News is a precious commodity that has been produced, consumed, dissected and debated for centuries, yet for all that activity we find ourselves amazingly ignorant about one vital matter: its actual value in the marketplace.
That's because we have no history of charging people the full cost of news. For almost 200 years, news has come heavily subsidized by advertising and sold in packages dominated by entertainment. (Even newspapers, Alex Jones estimates in this book, contain barely 15 percent hard news.)
So we don't really know what the customers think they are paying for. Zoning board stories or Zippy the Pinhead? The six-part investigative series or the Sudoku?
We do know that the daily newspaper constitutes one of the all-time great bargains — a carefully assembled collection of relevant and reliable local, national and international news, features, analysis and advertising, offered every single day for less than the price of a cup of coffee. And hand-delivered to your doorstep!
Even now, it's astounding that anyone snubs this all-but-free bounty. But more and more people do, and that's where Alex Jones picks up the story.
In a style both compellingly personal and fully professional, Jones provides a concise social history of news, ethics and First Amendment issues. He then grapples with some fundamental questions. Is news, as presented by professional journalists, as essential to democracy as we tell ourselves? Can it survive on its own in a marketplace where the advertising subsidy is waning and the accompanying entertainment segments are being unbundled and peddled separately?
Jones won a reporting Pulitzer at the New York Times and directs Harvard's Joan Shorenstein Center on the Press, Politics and Public Policy, so he brings sterling credentials to his analysis.

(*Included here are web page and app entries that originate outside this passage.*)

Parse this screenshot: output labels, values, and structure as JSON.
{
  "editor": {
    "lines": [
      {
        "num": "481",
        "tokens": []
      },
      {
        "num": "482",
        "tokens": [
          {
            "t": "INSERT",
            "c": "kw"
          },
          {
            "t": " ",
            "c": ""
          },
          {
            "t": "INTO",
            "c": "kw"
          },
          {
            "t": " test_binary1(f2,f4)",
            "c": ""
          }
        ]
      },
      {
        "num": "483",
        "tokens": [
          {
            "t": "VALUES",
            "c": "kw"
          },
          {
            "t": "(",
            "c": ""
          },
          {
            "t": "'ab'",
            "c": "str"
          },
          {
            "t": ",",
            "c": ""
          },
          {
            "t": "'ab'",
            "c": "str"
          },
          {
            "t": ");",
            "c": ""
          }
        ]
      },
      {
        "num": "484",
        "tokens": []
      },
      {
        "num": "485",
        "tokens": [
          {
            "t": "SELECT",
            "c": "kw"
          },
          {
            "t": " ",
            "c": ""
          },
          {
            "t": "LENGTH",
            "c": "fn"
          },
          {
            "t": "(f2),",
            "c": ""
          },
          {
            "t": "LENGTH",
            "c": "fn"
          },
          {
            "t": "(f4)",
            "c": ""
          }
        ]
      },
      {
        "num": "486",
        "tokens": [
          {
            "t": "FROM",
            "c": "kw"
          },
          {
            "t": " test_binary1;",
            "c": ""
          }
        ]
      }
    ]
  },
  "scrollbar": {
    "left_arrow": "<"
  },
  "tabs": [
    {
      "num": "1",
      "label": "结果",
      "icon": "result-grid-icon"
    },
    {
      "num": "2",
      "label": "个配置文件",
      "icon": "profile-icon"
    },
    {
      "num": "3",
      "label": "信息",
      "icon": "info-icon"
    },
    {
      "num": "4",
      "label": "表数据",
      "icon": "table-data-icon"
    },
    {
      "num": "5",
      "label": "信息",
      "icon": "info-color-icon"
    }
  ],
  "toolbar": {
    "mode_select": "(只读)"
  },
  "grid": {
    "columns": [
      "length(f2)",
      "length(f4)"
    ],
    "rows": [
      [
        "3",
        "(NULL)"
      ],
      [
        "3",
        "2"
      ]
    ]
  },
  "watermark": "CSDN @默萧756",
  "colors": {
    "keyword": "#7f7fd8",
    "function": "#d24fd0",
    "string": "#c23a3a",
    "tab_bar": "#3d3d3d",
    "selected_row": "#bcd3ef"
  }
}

He takes seriously the question of whether traditional journalism is essential, writing that "we owe it to journalistic skepticism." But not surprisingly, he concludes that what he calls "the iron core" of public service journalism "feeds our democracy and is vital to our character as a self-governing nation."
As to whether and how it can survive, Jones' conclusions seem no more original than anyone else's. He diagnoses the obvious competitive problems of the mainstream media, especially print, and describes a "genuine crisis..of diminishing quantity and quality, of morale and sense of mission, of values
But remedies are elusive. They require, as we know, "finding a commercial model that will sustain professional journalism focused on serious news, conducted with traditional values and standards for a broad audience." They must, he believes, be commercial, not dependent on government or nonprofit largesse.
The best course, he contends, is sustaining a news operation that is "strong, brave, and rich in quality and in personality..distinctive in its sense of place and character." If the press stays steadfast, "the revenue solution is one that will solve itself...with an improved economy and an array of schemes to enhance revenues online."
This is far more hopeful than helpful, but it comes with a level of passion and humanity that magnifies its effect. Setting aside his top-flight résumé, Jones is in many ways just a classic newsroom junkie, like so many of us in his cohort.
"I am in the fourth generation of a newspaper-owning family in Greeneville, Tenn.," he writes. "My family still owns and operates the Greeneville Sun... I am, at heart, a newspaperman, and undoubtedly come to the news crisis of today with the bias that comes from knowing the pungent smell of thick printers' ink and the frenzy of a newsroom at deadline."
Personal memories and reflections are sprinkled throughout his book, whose very first words recall "my best moment as a journalist." If such passion alone could save journalism, we would have nothing to worry about. But sentiment and nostalgia aren't sufficient.
Still, Jones' book does reinforce the power and resilience not just of the iron core of news but of the iron will of those who love it. In a tribute to his publisher-grandmother, Jones writes that "the Sun, for us, is like a living, breathing family member."
For many other producers and consumers, there is something richly alive and organic about the place of news in life and community. Can that force surmount hard-hearted fiduciary reality? I wouldn't underestimate it.
Journalism's Roving Eye: A History of American Foreign Reporting, by John Maxwell Hamilton, LSU Press, 672 pages, $45: A rich, readable, invaluable guide to foreign correspondence and the intrepid tribe of adventurers and story-seekers who do it on our behalf.
Carl Sessions Stepp (firstname.lastname@example.org), AJR's senior contributing editor, teaches at the Philip Merrill College of Journalism at the University of Maryland.